Visit a Vortex
For the spiritual (or even just the curious), a visit to one of Sedona's famous “vortexes” is a must. Sedona went through a big New Age movement in the 1980s, and four spots became popular to visit for spiritual reasons. These “vortexes” are said to have been created by spiraling spiritual energy that can facilitate prayer, meditation, and even healing.
There are that will take you to all 4 sites (located at Bell Rock, Airport Mesa, Cathedral Rock, and Boynton Canyon), or you can visit them on your own. But, be warned: most of them require a hike, which can be unpleasant in the height of summer.
Drive to a lookout
The closest Vortex to the center of Sedona is located at Airport Mesa, which is along Airport Road. Even if you have no desire to visit a vortex, driving to the lookout on Airport Road is well worth you time. From here, you can get a bird's-eye view out over the town and the nearby red rocks.
Splash around at Slide Rock State Park
If the summer heat becomes too much, consider driving a few miles outside of town to Slide Rock State Park. It will cost you $20 per car to enter the park, but I promise it's worth every penny. Not only can you enjoy some hiking here in Oak Creek Canyon, but you can also go swimming in the river — and get to know the park's namesake a bit better.
Slide Rock State Park is named after what has been dubbed “Slide Rock,” which is a natural water slide that has been carved into the riverbed by Oak Creek.

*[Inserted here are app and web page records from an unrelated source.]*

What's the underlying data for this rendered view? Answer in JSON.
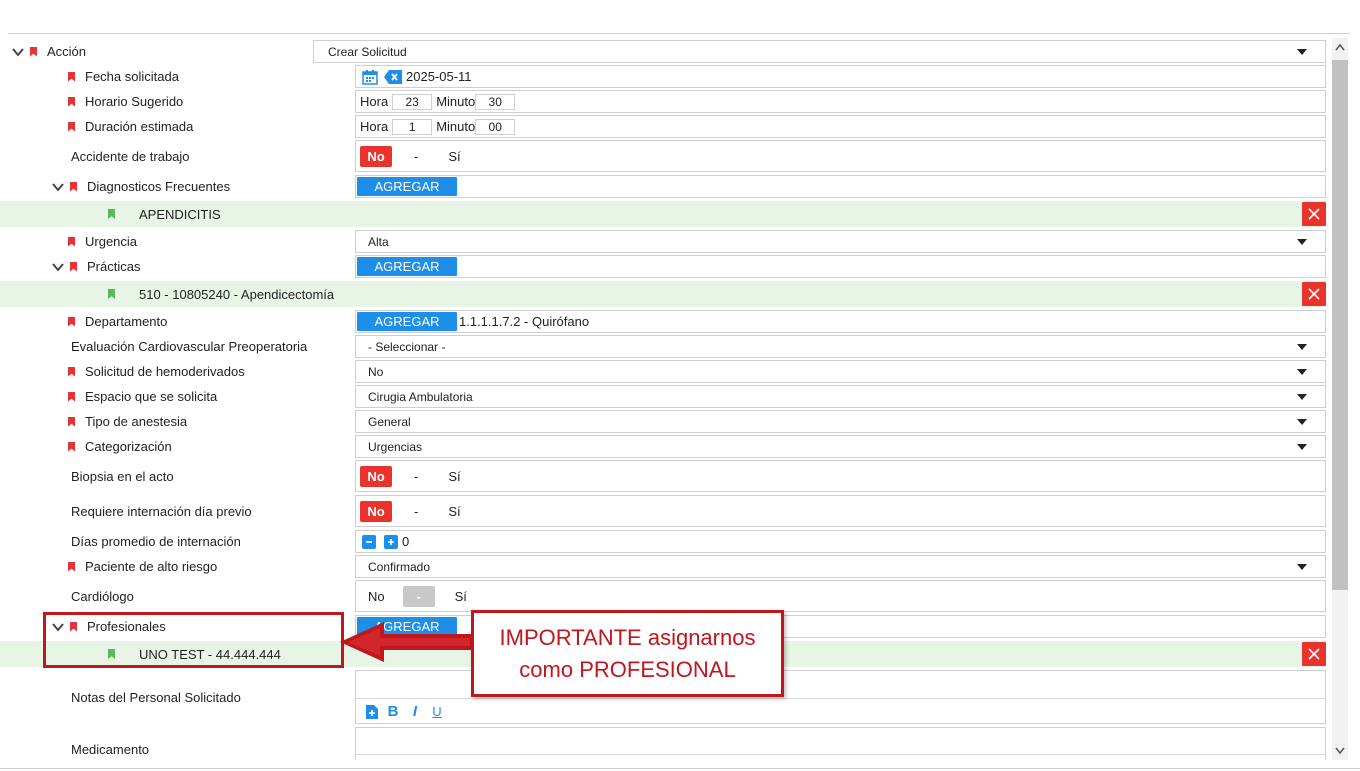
{
  "accion": {
    "label": "Acción",
    "value": "Crear Solicitud"
  },
  "fecha": {
    "label": "Fecha solicitada",
    "value": "2025-05-11"
  },
  "horario": {
    "label": "Horario Sugerido",
    "hora_label": "Hora",
    "hora": "23",
    "minuto_label": "Minuto",
    "minuto": "30"
  },
  "duracion": {
    "label": "Duración estimada",
    "hora_label": "Hora",
    "hora": "1",
    "minuto_label": "Minuto",
    "minuto": "00"
  },
  "accidente": {
    "label": "Accidente de trabajo",
    "no": "No",
    "sep": "-",
    "si": "Sí"
  },
  "diagnosticos": {
    "label": "Diagnosticos Frecuentes",
    "button": "AGREGAR",
    "items": [
      "APENDICITIS"
    ]
  },
  "urgencia": {
    "label": "Urgencia",
    "value": "Alta"
  },
  "practicas": {
    "label": "Prácticas",
    "button": "AGREGAR",
    "items": [
      "510 - 10805240 - Apendicectomía"
    ]
  },
  "departamento": {
    "label": "Departamento",
    "button": "AGREGAR",
    "value": "1.1.1.1.7.2 - Quirófano"
  },
  "evaluacion": {
    "label": "Evaluación Cardiovascular Preoperatoria",
    "value": "- Seleccionar -"
  },
  "hemoderivados": {
    "label": "Solicitud de hemoderivados",
    "value": "No"
  },
  "espacio": {
    "label": "Espacio que se solicita",
    "value": "Cirugia Ambulatoria"
  },
  "anestesia": {
    "label": "Tipo de anestesia",
    "value": "General"
  },
  "categorizacion": {
    "label": "Categorización",
    "value": "Urgencias"
  },
  "biopsia": {
    "label": "Biopsia en el acto",
    "no": "No",
    "sep": "-",
    "si": "Sí"
  },
  "internacion_previo": {
    "label": "Requiere internación día previo",
    "no": "No",
    "sep": "-",
    "si": "Sí"
  },
  "dias_internacion": {
    "label": "Días promedio de internación",
    "value": "0"
  },
  "alto_riesgo": {
    "label": "Paciente de alto riesgo",
    "value": "Confirmado"
  },
  "cardiologo": {
    "label": "Cardiólogo",
    "no": "No",
    "sep": "-",
    "si": "Sí"
  },
  "profesionales": {
    "label": "Profesionales",
    "button": "AGREGAR",
    "items": [
      "UNO TEST - 44.444.444"
    ]
  },
  "notas": {
    "label": "Notas del Personal Solicitado"
  },
  "medicamento": {
    "label": "Medicamento"
  },
  "callout": {
    "line1": "IMPORTANTE asignarnos",
    "line2": "como PROFESIONAL"
  },
  "colors": {
    "accent": "#1e8fe8",
    "danger": "#e9332d",
    "annotation": "#c0161d",
    "selected_row": "#e8f5e6"
  }
}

I promise, it's great fun for all ages!
Slide Rock sees high visitor numbers in the summer, however, so I'd suggest visiting in the early morning or late afternoon to avoid the crowds.
Sedona does indeed have some very expensive hospitality services. But you don't have to spend a ton of money to eat great here. My sister and I got delicious taco salads at an Uptown food court for $9, and I had the best sandwich I have ever eaten at Sedona Memories Bakery Cafe for less than $7. Simon's Hot Dogs is also supposed to be a fun, affordable place to grab a bite to eat.
Visit Red Rocks State Park
We ran out of time to visit Red Rocks State Park, but it's another of Sedona's top destinations, along with Slide Rock. This park has tons of great hiking options, including even some guided nature walks. The contrasts of red rocks, blue creeks, and green fields makes this park a photographer's paradise (or so I'm told). This, too, will cost you $20 per car to enter during the summer months. It's on my list for “next time.”
Sedona may indeed be one of the pricier places to visit in Arizona. But, as this little guide proves, you definitely don't have to spend a lot to enjoy all that Sedona has to offer.
Where to stay in Sedona on a budget
Sedona has a reputation for being a bit pricey, but the truth is you CAN find hotel rooms here for under $150 per night there, which is pretty affordable by US hotel standards. Budget-friendly hotels in Sedona (that still have decent reviews) include:
Have you been to Sedona? If not, is it a place you can see yourself visiting?
Note: Big thanks to the Sedona Chamber of Commerce for helping us out with our stay here and suggesting a lot of great things to do!